Filter the material below down to the lines containing the word "Request".

++++++++

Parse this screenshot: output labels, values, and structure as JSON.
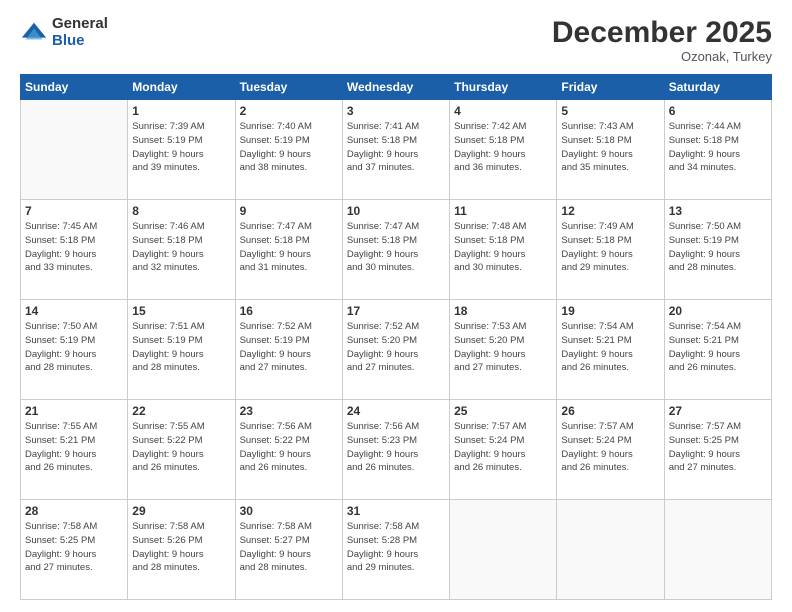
{
  "logo": {
    "general": "General",
    "blue": "Blue"
  },
  "title": "December 2025",
  "subtitle": "Ozonak, Turkey",
  "days_of_week": [
    "Sunday",
    "Monday",
    "Tuesday",
    "Wednesday",
    "Thursday",
    "Friday",
    "Saturday"
  ],
  "weeks": [
    [
      {
        "day": "",
        "sunrise": "",
        "sunset": "",
        "daylight": ""
      },
      {
        "day": "1",
        "sunrise": "Sunrise: 7:39 AM",
        "sunset": "Sunset: 5:19 PM",
        "daylight": "Daylight: 9 hours and 39 minutes."
      },
      {
        "day": "2",
        "sunrise": "Sunrise: 7:40 AM",
        "sunset": "Sunset: 5:19 PM",
        "daylight": "Daylight: 9 hours and 38 minutes."
      },
      {
        "day": "3",
        "sunrise": "Sunrise: 7:41 AM",
        "sunset": "Sunset: 5:18 PM",
        "daylight": "Daylight: 9 hours and 37 minutes."
      },
      {
        "day": "4",
        "sunrise": "Sunrise: 7:42 AM",
        "sunset": "Sunset: 5:18 PM",
        "daylight": "Daylight: 9 hours and 36 minutes."
      },
      {
        "day": "5",
        "sunrise": "Sunrise: 7:43 AM",
        "sunset": "Sunset: 5:18 PM",
        "daylight": "Daylight: 9 hours and 35 minutes."
      },
      {
        "day": "6",
        "sunrise": "Sunrise: 7:44 AM",
        "sunset": "Sunset: 5:18 PM",
        "daylight": "Daylight: 9 hours and 34 minutes."
      }
    ],
    [
      {
        "day": "7",
        "sunrise": "Sunrise: 7:45 AM",
        "sunset": "Sunset: 5:18 PM",
        "daylight": "Daylight: 9 hours and 33 minutes."
      },
      {
        "day": "8",
        "sunrise": "Sunrise: 7:46 AM",
        "sunset": "Sunset: 5:18 PM",
        "daylight": "Daylight: 9 hours and 32 minutes."
      },
      {
        "day": "9",
        "sunrise": "Sunrise: 7:47 AM",
        "sunset": "Sunset: 5:18 PM",
        "daylight": "Daylight: 9 hours and 31 minutes."
      },
      {
        "day": "10",
        "sunrise": "Sunrise: 7:47 AM",
        "sunset": "Sunset: 5:18 PM",
        "daylight": "Daylight: 9 hours and 30 minutes."
      },
      {
        "day": "11",
        "sunrise": "Sunrise: 7:48 AM",
        "sunset": "Sunset: 5:18 PM",
        "daylight": "Daylight: 9 hours and 30 minutes."
      },
      {
        "day": "12",
        "sunrise": "Sunrise: 7:49 AM",
        "sunset": "Sunset: 5:18 PM",
        "daylight": "Daylight: 9 hours and 29 minutes."
      },
      {
        "day": "13",
        "sunrise": "Sunrise: 7:50 AM",
        "sunset": "Sunset: 5:19 PM",
        "daylight": "Daylight: 9 hours and 28 minutes."
      }
    ],
    [
      {
        "day": "14",
        "sunrise": "Sunrise: 7:50 AM",
        "sunset": "Sunset: 5:19 PM",
        "daylight": "Daylight: 9 hours and 28 minutes."
      },
      {
        "day": "15",
        "sunrise": "Sunrise: 7:51 AM",
        "sunset": "Sunset: 5:19 PM",
        "daylight": "Daylight: 9 hours and 28 minutes."
      },
      {
        "day": "16",
        "sunrise": "Sunrise: 7:52 AM",
        "sunset": "Sunset: 5:19 PM",
        "daylight": "Daylight: 9 hours and 27 minutes."
      },
      {
        "day": "17",
        "sunrise": "Sunrise: 7:52 AM",
        "sunset": "Sunset: 5:20 PM",
        "daylight": "Daylight: 9 hours and 27 minutes."
      },
      {
        "day": "18",
        "sunrise": "Sunrise: 7:53 AM",
        "sunset": "Sunset: 5:20 PM",
        "daylight": "Daylight: 9 hours and 27 minutes."
      },
      {
        "day": "19",
        "sunrise": "Sunrise: 7:54 AM",
        "sunset": "Sunset: 5:21 PM",
        "daylight": "Daylight: 9 hours and 26 minutes."
      },
      {
        "day": "20",
        "sunrise": "Sunrise: 7:54 AM",
        "sunset": "Sunset: 5:21 PM",
        "daylight": "Daylight: 9 hours and 26 minutes."
      }
    ],
    [
      {
        "day": "21",
        "sunrise": "Sunrise: 7:55 AM",
        "sunset": "Sunset: 5:21 PM",
        "daylight": "Daylight: 9 hours and 26 minutes."
      },
      {
        "day": "22",
        "sunrise": "Sunrise: 7:55 AM",
        "sunset": "Sunset: 5:22 PM",
        "daylight": "Daylight: 9 hours and 26 minutes."
      },
      {
        "day": "23",
        "sunrise": "Sunrise: 7:56 AM",
        "sunset": "Sunset: 5:22 PM",
        "daylight": "Daylight: 9 hours and 26 minutes."
      },
      {
        "day": "24",
        "sunrise": "Sunrise: 7:56 AM",
        "sunset": "Sunset: 5:23 PM",
        "daylight": "Daylight: 9 hours and 26 minutes."
      },
      {
        "day": "25",
        "sunrise": "Sunrise: 7:57 AM",
        "sunset": "Sunset: 5:24 PM",
        "daylight": "Daylight: 9 hours and 26 minutes."
      },
      {
        "day": "26",
        "sunrise": "Sunrise: 7:57 AM",
        "sunset": "Sunset: 5:24 PM",
        "daylight": "Daylight: 9 hours and 26 minutes."
      },
      {
        "day": "27",
        "sunrise": "Sunrise: 7:57 AM",
        "sunset": "Sunset: 5:25 PM",
        "daylight": "Daylight: 9 hours and 27 minutes."
      }
    ],
    [
      {
        "day": "28",
        "sunrise": "Sunrise: 7:58 AM",
        "sunset": "Sunset: 5:25 PM",
        "daylight": "Daylight: 9 hours and 27 minutes."
      },
      {
        "day": "29",
        "sunrise": "Sunrise: 7:58 AM",
        "sunset": "Sunset: 5:26 PM",
        "daylight": "Daylight: 9 hours and 28 minutes."
      },
      {
        "day": "30",
        "sunrise": "Sunrise: 7:58 AM",
        "sunset": "Sunset: 5:27 PM",
        "daylight": "Daylight: 9 hours and 28 minutes."
      },
      {
        "day": "31",
        "sunrise": "Sunrise: 7:58 AM",
        "sunset": "Sunset: 5:28 PM",
        "daylight": "Daylight: 9 hours and 29 minutes."
      },
      {
        "day": "",
        "sunrise": "",
        "sunset": "",
        "daylight": ""
      },
      {
        "day": "",
        "sunrise": "",
        "sunset": "",
        "daylight": ""
      },
      {
        "day": "",
        "sunrise": "",
        "sunset": "",
        "daylight": ""
      }
    ]
  ]
}
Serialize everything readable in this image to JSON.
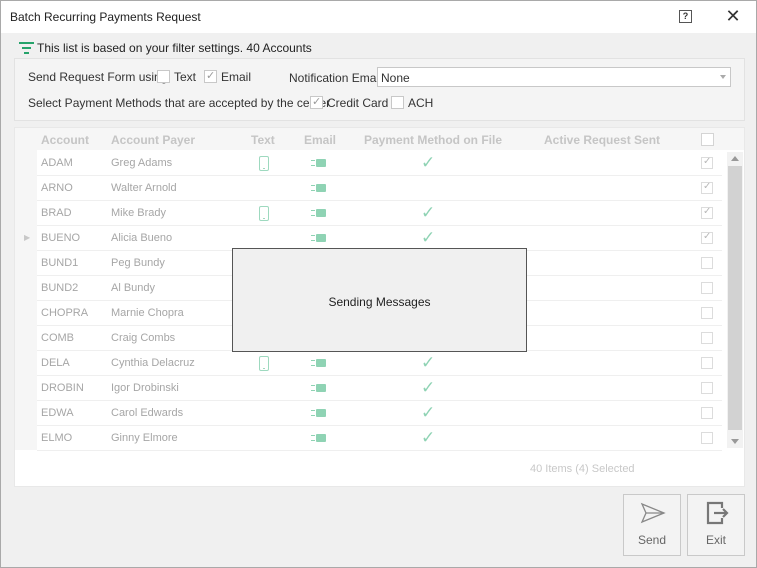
{
  "window": {
    "title": "Batch Recurring Payments Request",
    "help_label": "?",
    "close_label": "✕"
  },
  "filter": {
    "text": "This list is based on your filter settings. 40 Accounts"
  },
  "options": {
    "send_form_label": "Send Request Form using",
    "text_label": "Text",
    "text_checked": false,
    "email_label": "Email",
    "email_checked": true,
    "notification_email_label": "Notification Email",
    "notification_email_value": "None",
    "payment_methods_label": "Select Payment Methods that are accepted by the center",
    "credit_card_label": "Credit Card",
    "credit_card_checked": true,
    "ach_label": "ACH",
    "ach_checked": false
  },
  "grid": {
    "columns": [
      "Account",
      "Account Payer",
      "Text",
      "Email",
      "Payment Method on File",
      "Active Request Sent"
    ],
    "rows": [
      {
        "account": "ADAM",
        "payer": "Greg Adams",
        "text": true,
        "email": true,
        "payment_method": true,
        "selected": true,
        "current": false
      },
      {
        "account": "ARNO",
        "payer": "Walter Arnold",
        "text": false,
        "email": true,
        "payment_method": false,
        "selected": true,
        "current": false
      },
      {
        "account": "BRAD",
        "payer": "Mike Brady",
        "text": true,
        "email": true,
        "payment_method": true,
        "selected": true,
        "current": false
      },
      {
        "account": "BUENO",
        "payer": "Alicia Bueno",
        "text": false,
        "email": true,
        "payment_method": true,
        "selected": true,
        "current": true
      },
      {
        "account": "BUND1",
        "payer": "Peg Bundy",
        "text": false,
        "email": false,
        "payment_method": false,
        "selected": false,
        "current": false
      },
      {
        "account": "BUND2",
        "payer": "Al Bundy",
        "text": false,
        "email": false,
        "payment_method": false,
        "selected": false,
        "current": false
      },
      {
        "account": "CHOPRA",
        "payer": "Marnie Chopra",
        "text": false,
        "email": false,
        "payment_method": false,
        "selected": false,
        "current": false
      },
      {
        "account": "COMB",
        "payer": "Craig Combs",
        "text": false,
        "email": false,
        "payment_method": false,
        "selected": false,
        "current": false
      },
      {
        "account": "DELA",
        "payer": "Cynthia Delacruz",
        "text": true,
        "email": true,
        "payment_method": true,
        "selected": false,
        "current": false
      },
      {
        "account": "DROBIN",
        "payer": "Igor Drobinski",
        "text": false,
        "email": true,
        "payment_method": true,
        "selected": false,
        "current": false
      },
      {
        "account": "EDWA",
        "payer": "Carol Edwards",
        "text": false,
        "email": true,
        "payment_method": true,
        "selected": false,
        "current": false
      },
      {
        "account": "ELMO",
        "payer": "Ginny Elmore",
        "text": false,
        "email": true,
        "payment_method": true,
        "selected": false,
        "current": false
      }
    ],
    "footer": "40 Items (4) Selected"
  },
  "overlay": {
    "message": "Sending Messages"
  },
  "buttons": {
    "send_label": "Send",
    "exit_label": "Exit"
  },
  "colors": {
    "accent": "#26a36b",
    "icon_tint": "#8fd3b4"
  }
}
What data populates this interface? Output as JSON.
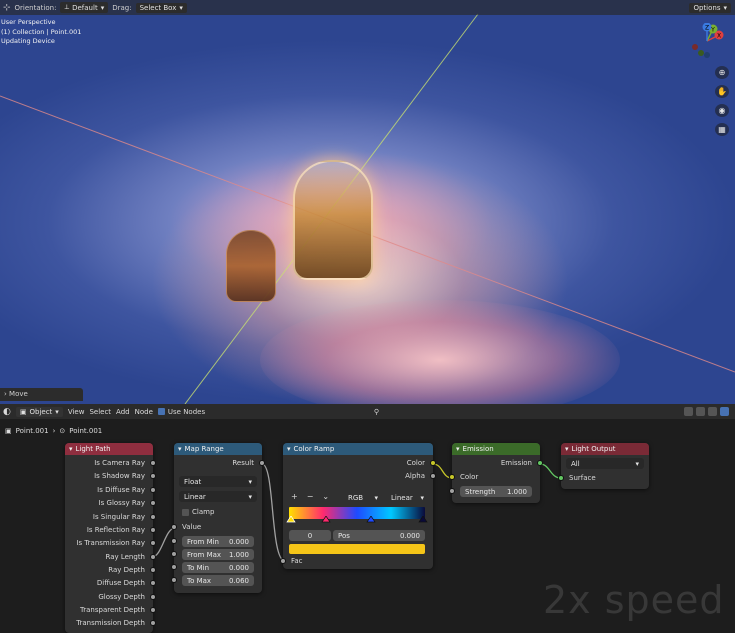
{
  "viewport_header": {
    "orientation_label": "Orientation:",
    "orientation_value": "Default",
    "drag_label": "Drag:",
    "drag_value": "Select Box",
    "options_label": "Options"
  },
  "viewport_info": {
    "line1": "User Perspective",
    "line2": "(1) Collection | Point.001",
    "line3": "Updating Device"
  },
  "gizmo": {
    "x": "X",
    "y": "Y",
    "z": "Z"
  },
  "last_operator": "Move",
  "node_header": {
    "mode": "Object",
    "menus": [
      "View",
      "Select",
      "Add",
      "Node"
    ],
    "use_nodes_label": "Use Nodes"
  },
  "breadcrumb": {
    "object": "Point.001"
  },
  "nodes": {
    "light_path": {
      "title": "Light Path",
      "outputs": [
        "Is Camera Ray",
        "Is Shadow Ray",
        "Is Diffuse Ray",
        "Is Glossy Ray",
        "Is Singular Ray",
        "Is Reflection Ray",
        "Is Transmission Ray",
        "Ray Length",
        "Ray Depth",
        "Diffuse Depth",
        "Glossy Depth",
        "Transparent Depth",
        "Transmission Depth"
      ]
    },
    "map_range": {
      "title": "Map Range",
      "output": "Result",
      "data_type": "Float",
      "interpolation": "Linear",
      "clamp_label": "Clamp",
      "value_label": "Value",
      "from_min_label": "From Min",
      "from_min": "0.000",
      "from_max_label": "From Max",
      "from_max": "1.000",
      "to_min_label": "To Min",
      "to_min": "0.000",
      "to_max_label": "To Max",
      "to_max": "0.060"
    },
    "color_ramp": {
      "title": "Color Ramp",
      "out_color": "Color",
      "out_alpha": "Alpha",
      "color_mode": "RGB",
      "interpolation": "Linear",
      "stop_index": "0",
      "pos_label": "Pos",
      "pos_value": "0.000",
      "fac_label": "Fac",
      "selected_color": "#f5c518",
      "stops": [
        "#ffe000",
        "#ff2a6e",
        "#1e4bff",
        "#00c8ff",
        "#0a0a3a"
      ]
    },
    "emission": {
      "title": "Emission",
      "output": "Emission",
      "color_label": "Color",
      "strength_label": "Strength",
      "strength": "1.000"
    },
    "light_output": {
      "title": "Light Output",
      "target": "All",
      "surface_label": "Surface"
    }
  },
  "watermark": "2x speed",
  "colors": {
    "light_path_header": "#8f2e3f",
    "map_range_header": "#2d5a7a",
    "color_ramp_header": "#2d5a7a",
    "emission_header": "#3b6b29",
    "light_output_header": "#7a2a36"
  }
}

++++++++

__Output for this task__.
    "title": "Batch Recurring Payments Request",
    "send_form_label": "Send Request Form using",
      "Active Request Sent"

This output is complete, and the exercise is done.